It will also ensure that those apps that are available will be the best that they can be, with the added benefit of being updated regularly.

The phone version of Windows 10 won’t appear until later this year (possibly November) – but Continuum offers Microsoft the best chance at mobile success yet.

Hands on: Saygus V2 phone

With a Kevlar back and room for up to 464GB, Saygus’s V2 doesn’t mess around

An Android superphone that ticks all the right boxes for hardcore fandroids.

The Saygus V2 is an Android KitKat smartphone with a huge list of features including a 21-megapixel camera, waterproofing, and a biometric fingerprint sensor. Excitement has been building in the Android community for the past few months, and we were keen to put it to the test at Mobile World Congress 2015.
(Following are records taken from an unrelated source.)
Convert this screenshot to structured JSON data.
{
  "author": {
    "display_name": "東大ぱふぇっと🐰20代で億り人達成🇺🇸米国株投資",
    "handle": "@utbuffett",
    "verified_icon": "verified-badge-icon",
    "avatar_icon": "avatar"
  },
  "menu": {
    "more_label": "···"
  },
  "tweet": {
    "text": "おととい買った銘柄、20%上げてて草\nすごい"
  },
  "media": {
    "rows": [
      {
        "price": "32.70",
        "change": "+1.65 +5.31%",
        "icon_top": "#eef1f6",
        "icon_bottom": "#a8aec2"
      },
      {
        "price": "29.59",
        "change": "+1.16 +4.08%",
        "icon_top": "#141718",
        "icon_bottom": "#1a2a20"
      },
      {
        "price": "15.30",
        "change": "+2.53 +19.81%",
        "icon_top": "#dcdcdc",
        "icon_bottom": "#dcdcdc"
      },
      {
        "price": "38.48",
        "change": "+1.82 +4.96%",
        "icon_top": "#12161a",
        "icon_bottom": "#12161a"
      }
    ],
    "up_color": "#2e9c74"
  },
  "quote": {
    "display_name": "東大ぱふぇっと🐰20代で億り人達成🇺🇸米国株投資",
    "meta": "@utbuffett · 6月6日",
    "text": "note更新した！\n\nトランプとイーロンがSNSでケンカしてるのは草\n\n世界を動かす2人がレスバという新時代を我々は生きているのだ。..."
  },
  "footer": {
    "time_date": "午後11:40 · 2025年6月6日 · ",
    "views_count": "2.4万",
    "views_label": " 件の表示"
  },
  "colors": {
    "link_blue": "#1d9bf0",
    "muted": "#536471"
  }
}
The Saygus V2 (that’s “V squared” by the way) is one of those devices with a spec sheet that reads like a wish list for Android geeks.

The Saygus V2 (that’s “V squared” by the way) is one of those devices with a spec sheet that reads like a wish list for Android geeks.

There are two things that Android fans never fail to comment on when a new phone is released: expandable storage and a removable battery. The Saygus V2 knocks it out the park on both counts. It has 64GB of on board storage out of the box and two microSD card slots inside. With SanDisk’s newest 200GB cards, that could give you a grand total of 464GB.

The 3,100mAh battery can also be replaced, but Saygus says there’s a special chip inside that dynamically manages the screen, using light sensors front and back, to reduce battery drain. We’ll certainly put those claims to the test in our full Saygus V2 review.

At first glance it doesn’t look special. It’s fairly chunky, it has a 5-inch 1,920 x 1,080 pixel screen, and the back covers sport some interesting and unusual patterns. One squiggly metallic line is actually supposed to boosts signal quality.

The screen stretches all the way to a protective Kevlar edge, with minimal bezels top and bottom, which makes the phone feel quite small and easy to handle considering the 5-inch display. It also has a waterproof IPx7 rating, despite the removable back cover. The right spine has nice shiny aluminum and magnesium buttons for the power, volume rocker, and there’s a dedicated camera button. There’s also a strange black strip, which turns out to be the biometric fingerprint sensor. You can swipe your finger on it to unlock the device, though we didn’t see it in action.

It’s not easy to say whether the Saygus V2 will live up to its promise.

Saygus showed the ability to stream HD content at 60Hz to a TV using a special dongle, which it plans to sell as an optional accessory. It will be priced competitvely with a Chromecast, but we can tell you it performs a lot better. You can drag your finger back or forward on a full HD video and it plays instantly on the big screen, no pause to buffer. It also has an IR blaster so it can serve as a remote control.

Moving inside, the processor is a 2.5GHz quad-core Snapdragon 801 paired with an Adreno 330 GPU, which is perfectly respectable, but no longer cutting edge. The cameras are more impressive. There’s a 21-megapixel main camera and a 13-megapixel front-facing camera, but neither one was working in the display version we handled.

It also has dual Harmon Kardon speakers and noise-cancelling technology, which is great for watching movies and gaming on your phone. All the extra features you’d expect to find are there including NFC, Bluetooth LE, and GPS.


It’s not easy to say whether the Saygus V2 will live up to its promise. Some things were working well when we tried it out, but other features were missing in action. It’s set to land within eight weeks, so Saygus doesn’t have long to work out the kinks. And it’s going to cost $599, so it has to be a bit special. The company told us it has received pre-orders from 51 countries, though they wouldn’t share the exact numbers just yet. But representatives were confident it will ship on time.

We’ll bring you a more in-depth look at the Saygus V2 after we receive a review unit in a few weeks. We can’t wait to spend a bit more time with this phone and really put it through its paces.


  • Huge storage
  • Rugged
  • Great cameras
  • Fingerprint sensor


  • Older processor
  • Quite chunky